» PROBLEM DESCRIPTION: Hunt for the word "principal" across the entries below, copying each line that holds it.

[[ DATA TO PROCESS, beginning ]]

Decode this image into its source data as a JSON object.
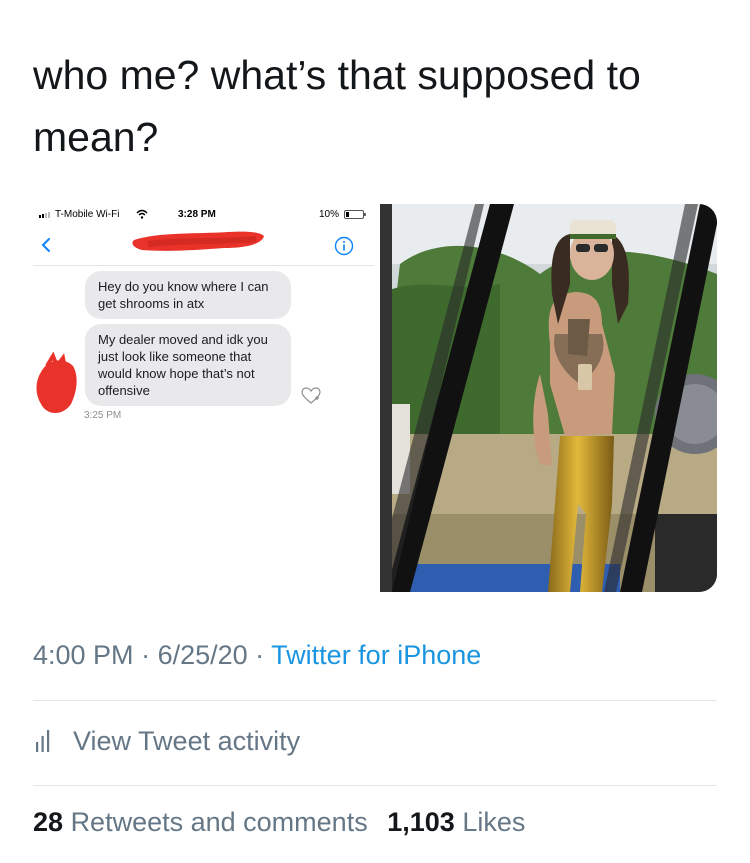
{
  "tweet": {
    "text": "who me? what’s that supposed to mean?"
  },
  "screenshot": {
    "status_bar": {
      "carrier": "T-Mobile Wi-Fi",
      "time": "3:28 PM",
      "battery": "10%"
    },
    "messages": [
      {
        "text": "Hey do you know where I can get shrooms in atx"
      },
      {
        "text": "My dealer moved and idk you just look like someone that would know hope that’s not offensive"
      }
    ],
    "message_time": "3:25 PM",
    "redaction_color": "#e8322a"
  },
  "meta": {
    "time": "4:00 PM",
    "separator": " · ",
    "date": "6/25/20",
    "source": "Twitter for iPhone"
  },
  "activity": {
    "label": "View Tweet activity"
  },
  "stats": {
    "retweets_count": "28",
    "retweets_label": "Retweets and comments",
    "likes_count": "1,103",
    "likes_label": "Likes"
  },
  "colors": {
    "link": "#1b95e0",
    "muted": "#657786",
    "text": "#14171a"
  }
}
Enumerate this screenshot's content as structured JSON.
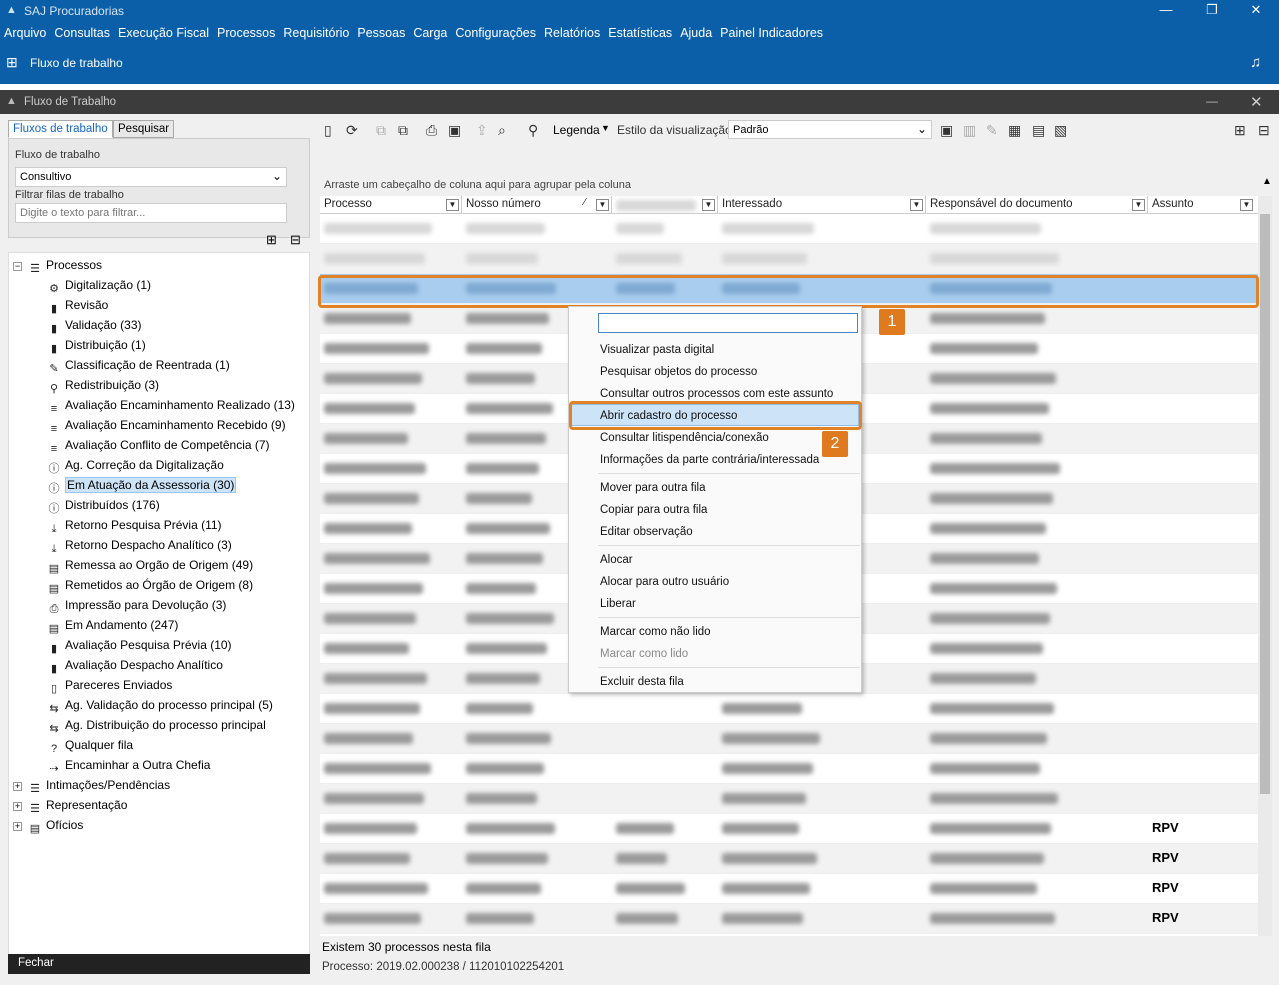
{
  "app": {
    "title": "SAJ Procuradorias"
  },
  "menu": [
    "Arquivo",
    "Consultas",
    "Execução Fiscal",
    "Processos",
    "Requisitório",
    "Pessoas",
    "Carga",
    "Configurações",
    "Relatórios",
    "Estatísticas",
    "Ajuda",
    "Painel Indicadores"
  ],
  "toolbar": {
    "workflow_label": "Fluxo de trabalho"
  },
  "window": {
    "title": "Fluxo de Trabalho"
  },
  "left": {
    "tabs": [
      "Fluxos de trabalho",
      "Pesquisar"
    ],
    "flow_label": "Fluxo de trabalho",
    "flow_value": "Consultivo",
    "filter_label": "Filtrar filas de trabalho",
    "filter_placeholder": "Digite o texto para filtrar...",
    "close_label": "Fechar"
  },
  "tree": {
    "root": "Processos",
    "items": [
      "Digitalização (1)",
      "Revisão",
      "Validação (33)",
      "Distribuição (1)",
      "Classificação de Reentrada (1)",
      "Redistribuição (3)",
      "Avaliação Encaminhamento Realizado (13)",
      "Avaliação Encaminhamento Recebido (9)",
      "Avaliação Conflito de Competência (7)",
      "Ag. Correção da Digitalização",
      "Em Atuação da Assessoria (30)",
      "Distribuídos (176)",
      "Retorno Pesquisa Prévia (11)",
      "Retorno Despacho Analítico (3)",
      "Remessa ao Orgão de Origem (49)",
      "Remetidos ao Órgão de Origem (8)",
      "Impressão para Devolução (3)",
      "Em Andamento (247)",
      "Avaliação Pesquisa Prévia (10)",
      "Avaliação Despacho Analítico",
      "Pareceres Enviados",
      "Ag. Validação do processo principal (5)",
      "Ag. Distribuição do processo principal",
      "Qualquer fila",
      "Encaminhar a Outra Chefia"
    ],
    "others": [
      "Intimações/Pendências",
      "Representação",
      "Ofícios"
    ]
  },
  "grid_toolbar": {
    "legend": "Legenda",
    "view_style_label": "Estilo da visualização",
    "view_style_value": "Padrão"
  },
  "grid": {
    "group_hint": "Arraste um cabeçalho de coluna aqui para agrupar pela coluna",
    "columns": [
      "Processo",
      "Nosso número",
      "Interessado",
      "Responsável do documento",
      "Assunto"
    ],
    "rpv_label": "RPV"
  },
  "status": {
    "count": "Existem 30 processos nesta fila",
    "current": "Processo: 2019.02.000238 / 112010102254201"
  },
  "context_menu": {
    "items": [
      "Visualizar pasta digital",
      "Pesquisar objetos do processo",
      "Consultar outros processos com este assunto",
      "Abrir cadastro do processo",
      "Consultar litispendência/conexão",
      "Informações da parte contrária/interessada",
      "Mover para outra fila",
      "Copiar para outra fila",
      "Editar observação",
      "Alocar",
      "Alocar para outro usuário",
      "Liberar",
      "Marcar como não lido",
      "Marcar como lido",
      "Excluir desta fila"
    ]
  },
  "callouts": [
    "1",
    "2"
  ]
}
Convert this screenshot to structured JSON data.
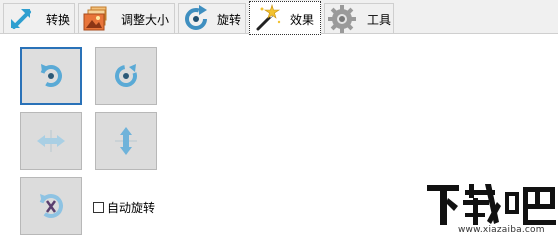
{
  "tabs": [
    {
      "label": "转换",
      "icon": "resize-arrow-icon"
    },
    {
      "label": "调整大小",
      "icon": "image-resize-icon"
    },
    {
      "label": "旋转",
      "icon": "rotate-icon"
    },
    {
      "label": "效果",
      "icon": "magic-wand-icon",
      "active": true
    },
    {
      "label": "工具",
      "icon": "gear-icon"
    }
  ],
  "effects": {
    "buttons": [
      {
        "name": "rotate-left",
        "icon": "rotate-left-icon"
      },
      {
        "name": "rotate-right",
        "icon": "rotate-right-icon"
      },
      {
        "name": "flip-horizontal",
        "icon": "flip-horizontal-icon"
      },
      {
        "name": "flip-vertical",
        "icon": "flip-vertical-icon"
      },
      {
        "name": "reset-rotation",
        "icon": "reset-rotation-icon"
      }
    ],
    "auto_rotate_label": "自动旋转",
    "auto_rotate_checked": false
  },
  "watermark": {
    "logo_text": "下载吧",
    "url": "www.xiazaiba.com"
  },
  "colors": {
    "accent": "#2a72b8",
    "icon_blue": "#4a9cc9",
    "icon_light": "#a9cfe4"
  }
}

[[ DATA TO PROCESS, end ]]

» RESPONSE AREA:
      "Ag. Validação do processo principal (5)",
      "Ag. Distribuição do processo principal",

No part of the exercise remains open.